““Tonight, I want to talk about the sea,” she says. “Is that okay?” She pauses, as if waiting for someone, anyone, maybe even Grace, to answer. “Good. I want to talk about the sea and its dark depths and foaming, white tides and its swelling, hungry waves. The sea isn’t inherently supernatural, or even scary. But it holds many unknowns.” Her voice quiets. “Sometimes unknowns are the scariest things of all, aren’t they?””
“Here is the thing about the tar, the sludge, the inky black poison. Once it starts its ascent out of your body, there is nothing you can do to stop it. It tastes like volcano ash and fire, and you must taste it, and gag on it, and ultimately, you must spit it out.

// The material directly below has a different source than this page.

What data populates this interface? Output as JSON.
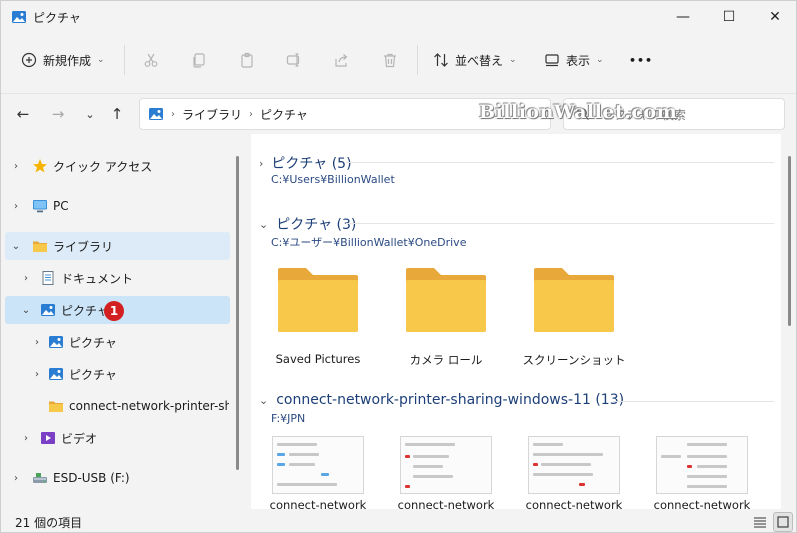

There comes a time when you cannot swallow it down any longer. Everything that is buried will be unburied. Everything that is pushed down will find its way out. It iis the way of the universe.”
“There is a small, hollow ache, somewhere deep inside her, but she is learning that she is made up of many small, hollow aches. She will continue the process of exploring them, one by one.”